extensions, click File Types and add a type for (say) "Redcode" and add
the extensions *.red *.war and *.rc, pick an icon and add Notepad
(Wordpad might work better, doesn't mind unix-format files but make
sure it saves as plain text). Now to make other tools. When saving
batch files from Notepad and maybe other Windows editors, put quotes
around the filename so it doesn't automatically add a ".txt" extension.
When creating new files in Windows Explorer and
renaming to ".bat" if doing it that way it is necessary that Windows is
set to not hide the extension or it'll look like it has the right name
but still has a hidden .txt extension, that won't work.
To visually run warriors in pmarsv, go to your path directory and
make 3 batch files, say "pmv80.bat", "pmv800.bat" and "pmv8000.bat".
The following assume the pmarsv program is named "pmarsw.exe", the
common SDL version. Adjust the batch files
as needed, they can be named anything as long as they end in .bat and
probably shouldn't be too long or contain spaces in the name (when
spaces are used in a batch filename then everything calling it must
always quote the filename to permit passing parameters, sometimes
that's inconvenient so it's common practice to avoid spaces, use _
"pmv80.bat" should contain something like...
pmarsw -v 664 -l 5 -d 5 -s 80 -p 80 -c 800 %1 %2 %3 %4 %5 %6 %7 %8 %9
if not .%2==. pause
The numbers after -v control the graphics, the 1st digit is speed,
2nd digit is graphics mode and the 3rd digit is detail level (usually
4). Experiment with the first 2 digits. The remaining parameters
specify max length 5, min distance 5, size 80, 80 processes, 800 cycles

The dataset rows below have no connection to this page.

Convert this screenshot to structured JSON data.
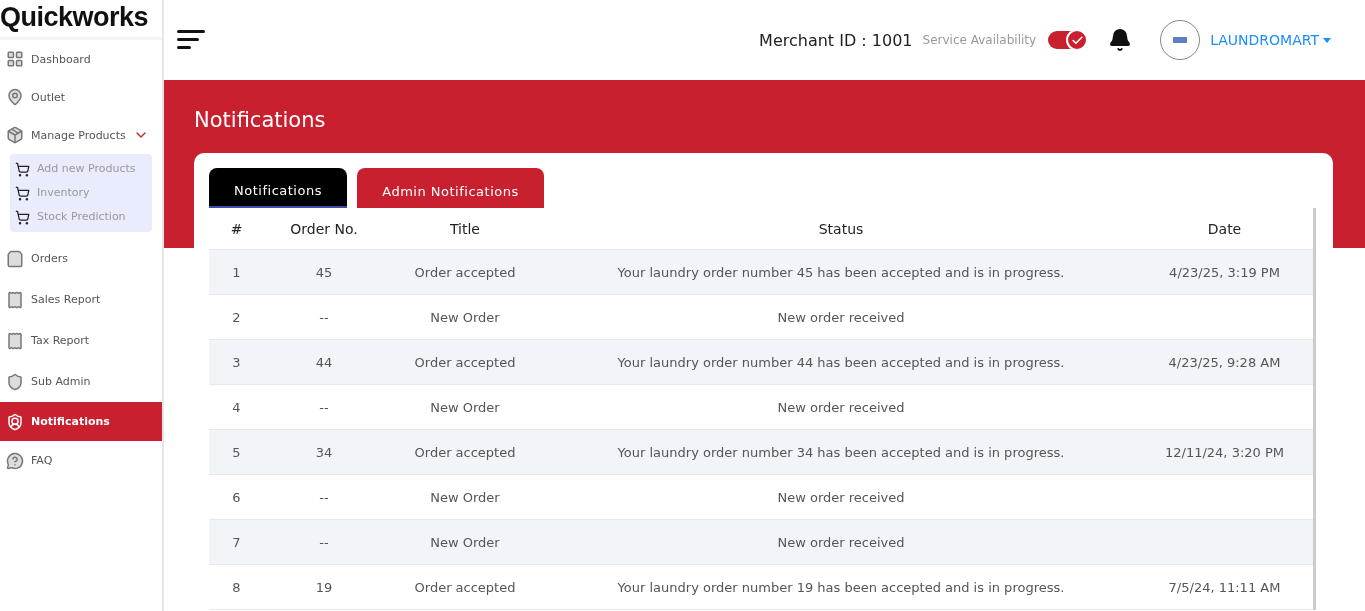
{
  "brand": "Quickworks",
  "sidebar": {
    "items": [
      {
        "label": "Dashboard",
        "selected": false
      },
      {
        "label": "Outlet",
        "selected": false
      },
      {
        "label": "Manage Products",
        "selected": false,
        "expanded": true,
        "children": [
          {
            "label": "Add new Products",
            "selected": false
          },
          {
            "label": "Inventory",
            "selected": false
          },
          {
            "label": "Stock Prediction",
            "selected": false
          }
        ]
      },
      {
        "label": "Orders",
        "selected": false
      },
      {
        "label": "Sales Report",
        "selected": false
      },
      {
        "label": "Tax Report",
        "selected": false
      },
      {
        "label": "Sub Admin",
        "selected": false
      },
      {
        "label": "Notifications",
        "selected": true
      },
      {
        "label": "FAQ",
        "selected": false
      }
    ]
  },
  "header": {
    "merchant_id": "Merchant ID : 1001",
    "service_label": "Service Availability",
    "service_on": true,
    "account": "LAUNDROMART"
  },
  "page_title": "Notifications",
  "tabs": [
    {
      "label": "Notifications",
      "selected": true
    },
    {
      "label": "Admin Notifications",
      "selected": false
    }
  ],
  "table": {
    "columns": [
      "#",
      "Order No.",
      "Title",
      "Status",
      "Date"
    ],
    "rows": [
      [
        "1",
        "45",
        "Order accepted",
        "Your laundry order number 45 has been accepted and is in progress.",
        "4/23/25, 3:19 PM"
      ],
      [
        "2",
        "--",
        "New Order",
        "New order received",
        ""
      ],
      [
        "3",
        "44",
        "Order accepted",
        "Your laundry order number 44 has been accepted and is in progress.",
        "4/23/25, 9:28 AM"
      ],
      [
        "4",
        "--",
        "New Order",
        "New order received",
        ""
      ],
      [
        "5",
        "34",
        "Order accepted",
        "Your laundry order number 34 has been accepted and is in progress.",
        "12/11/24, 3:20 PM"
      ],
      [
        "6",
        "--",
        "New Order",
        "New order received",
        ""
      ],
      [
        "7",
        "--",
        "New Order",
        "New order received",
        ""
      ],
      [
        "8",
        "19",
        "Order accepted",
        "Your laundry order number 19 has been accepted and is in progress.",
        "7/5/24, 11:11 AM"
      ]
    ]
  }
}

followed by up to 9 parameters for specifying warrior names. The if and
pause at the end pauses to see the scores if more than one warrior is

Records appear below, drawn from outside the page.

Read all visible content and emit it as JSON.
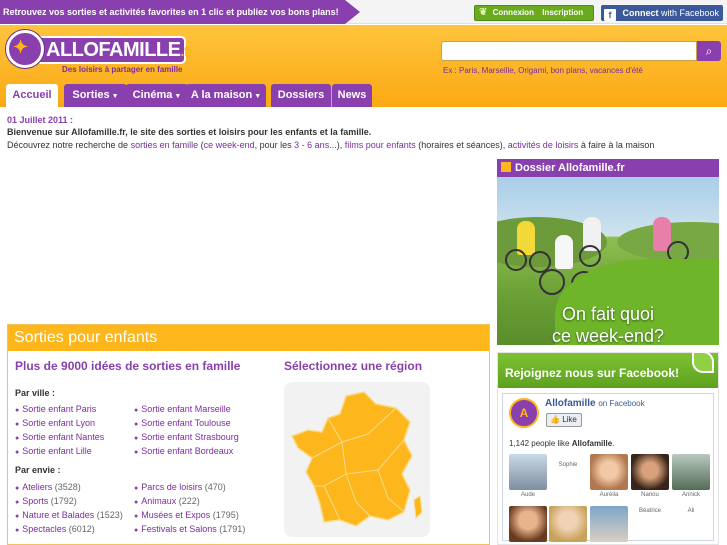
{
  "topbar": {
    "promo": "Retrouvez vos sorties et activités favorites en 1 clic et publiez vos bons plans!",
    "login": "Connexion",
    "register": "Inscription",
    "facebook_connect_prefix": "Connect",
    "facebook_connect_suffix": "with Facebook"
  },
  "header": {
    "logo_text": "ALLOFAMILLE",
    "logo_ext": ".fr",
    "tagline": "Des loisirs à partager en famille",
    "search_placeholder": "",
    "search_hint": "Ex : Paris, Marseille, Origami, bon plans, vacances d'été"
  },
  "nav": {
    "tabs": [
      {
        "label": "Accueil",
        "dropdown": false,
        "active": true
      },
      {
        "label": "Sorties",
        "dropdown": true,
        "active": false
      },
      {
        "label": "Cinéma",
        "dropdown": true,
        "active": false
      },
      {
        "label": "A la maison",
        "dropdown": true,
        "active": false
      },
      {
        "label": "Dossiers",
        "dropdown": false,
        "active": false
      },
      {
        "label": "News",
        "dropdown": false,
        "active": false
      }
    ]
  },
  "intro": {
    "date": "01 Juillet 2011 :",
    "welcome": "Bienvenue sur Allofamille.fr, le site des sorties et loisirs pour les enfants et la famille.",
    "discover_prefix": "Découvrez notre recherche de ",
    "link_sorties": "sorties en famille",
    "paren_open": " (",
    "link_weekend": "ce week-end",
    "text_pour": ", pour les ",
    "link_age": "3 - 6 ans...",
    "text_close": "), ",
    "link_films": "films pour enfants",
    "text_horaires": " (horaires et séances), ",
    "link_activites": "activités de loisirs",
    "text_end": " à faire à la maison"
  },
  "dossier": {
    "title": "Dossier Allofamille.fr",
    "slogan_line1": "On fait quoi",
    "slogan_line2": "ce week-end?"
  },
  "sorties": {
    "header": "Sorties pour enfants",
    "title": "Plus de 9000 idées de sorties en famille",
    "region_title": "Sélectionnez une région",
    "par_ville": "Par ville :",
    "villes_col1": [
      "Sortie enfant Paris",
      "Sortie enfant Lyon",
      "Sortie enfant Nantes",
      "Sortie enfant Lille"
    ],
    "villes_col2": [
      "Sortie enfant Marseille",
      "Sortie enfant Toulouse",
      "Sortie enfant Strasbourg",
      "Sortie enfant Bordeaux"
    ],
    "par_envie": "Par envie :",
    "envies_col1": [
      {
        "label": "Ateliers",
        "count": "(3528)"
      },
      {
        "label": "Sports",
        "count": "(1792)"
      },
      {
        "label": "Nature et Balades",
        "count": "(1523)"
      },
      {
        "label": "Spectacles",
        "count": "(6012)"
      }
    ],
    "envies_col2": [
      {
        "label": "Parcs de loisirs",
        "count": "(470)"
      },
      {
        "label": "Animaux",
        "count": "(222)"
      },
      {
        "label": "Musées et Expos",
        "count": "(1795)"
      },
      {
        "label": "Festivals et Salons",
        "count": "(1791)"
      }
    ]
  },
  "facebook": {
    "header": "Rejoignez nous sur Facebook!",
    "page_name": "Allofamille",
    "on_facebook": "on Facebook",
    "like": "Like",
    "count_prefix": "1,142 people like ",
    "count_name": "Allofamille",
    "count_suffix": ".",
    "faces": [
      "Aude",
      "Sophie",
      "Auréila",
      "Nanou",
      "Annick",
      "Béatrice",
      "Ali"
    ]
  },
  "colors": {
    "purple": "#8a3fae",
    "orange": "#fdb61c",
    "green": "#6fb52a",
    "facebook": "#3b5998"
  }
}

run at once.
"pmv800.bat" should contain something like...
pmarsw -v 414 -l 20 -d 20 -s 800 -p 800 -c 8000 %1 %2 %3 %4 %5 %6 %7 %8 %9

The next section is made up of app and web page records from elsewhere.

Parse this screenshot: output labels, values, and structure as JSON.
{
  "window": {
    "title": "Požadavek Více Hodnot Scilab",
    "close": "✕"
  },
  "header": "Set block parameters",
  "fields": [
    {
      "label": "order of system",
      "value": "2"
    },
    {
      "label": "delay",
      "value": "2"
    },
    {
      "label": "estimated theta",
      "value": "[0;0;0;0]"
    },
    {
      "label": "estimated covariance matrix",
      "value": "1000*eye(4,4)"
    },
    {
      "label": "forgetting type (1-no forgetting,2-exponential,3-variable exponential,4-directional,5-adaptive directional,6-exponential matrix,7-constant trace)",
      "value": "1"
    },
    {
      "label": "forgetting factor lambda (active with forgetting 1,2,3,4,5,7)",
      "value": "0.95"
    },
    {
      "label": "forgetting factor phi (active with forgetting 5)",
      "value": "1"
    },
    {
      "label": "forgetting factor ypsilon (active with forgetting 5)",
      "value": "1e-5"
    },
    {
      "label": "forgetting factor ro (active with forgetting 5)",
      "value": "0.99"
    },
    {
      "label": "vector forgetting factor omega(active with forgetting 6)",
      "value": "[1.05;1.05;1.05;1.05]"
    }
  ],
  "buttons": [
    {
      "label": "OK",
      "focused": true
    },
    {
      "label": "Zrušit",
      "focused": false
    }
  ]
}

if not .%2==. pause
"pmv8000.bat" should contain something like...
pmarsw -v 114 -l 100 -d 100 -s 8000 -p 8000 -c 80000 %1 %2 %3 %4 %5 %6 %7 %8 %9
if not .%2==. pause
Now go back to the File Types dialog under Redcode and add these to
the app list (typically keep the editor as the default app). Since
they're in a path directory for the commands only need to say
pmv80.bat, pmv800.bat and pmv8000.bat (the .bat is probably optional
but good practice to specify). If done right you should be able to
right-click a warrior file (which should now all have the icon you
selected for warriors) and select open with and pick the core size to
run it in.
This ends Windows batch file associations 101 - from now on I'll be
more terse. I use many other batch files but some of the handiest are
for benchmarking individual warriors using variations of this test800b batch - make copies of it like
test80bm.bat (nanobm07), test800h.bat (Franz), test800b.bat (tinybm04),
testwilk.bat (Wilkies), testmoo.bat (Wilmoo), testfiz.bat (WilFiz), etc
all edited for various coresizes, rounds and benchmark sets. Some bench
sets are too big to display in one screen, can add "mode con lines=50"
(without the quotes) to the batches (near where it sets the other vars
is fine) or add notepad etc to the list setting. The location of the
benchmark set and the pmars command line has to be precisely edited for
each batch. Various benchmark sets for various coresizes are at http://corewar.co.uk/ under
benchmarks, also look under Misc for alternate benchmarking programs
but not sure if any can be associated, in the old days this stuff was
done from a command line.
For Linux the process is similar for running pmarsv but it has to be
run in a terminal such as xterm to permit entering the debugger, and
Linux doesn't support passing multiple names from the GUI (but in Gnome
a script placed in the Scripts directory can, so that's where I put my
scripts for battling warriors against each other). I ended up having
variations that include a read command to pause to see the scores when
battling warriors, actually need to redo it all but once something
works good enough I tend to leave it alone. I still use many of my old
batch files from my Linux GUI's (Gnome on Ubuntu, KDE on the Asus'
Xandros) using DosEmu/FreeDos. I documented my Asus setup in the eeecw.txt file, my Ubuntu setup is similar.
Last updated 6/23/09
Terry Newton (firstname.lastname@example.org)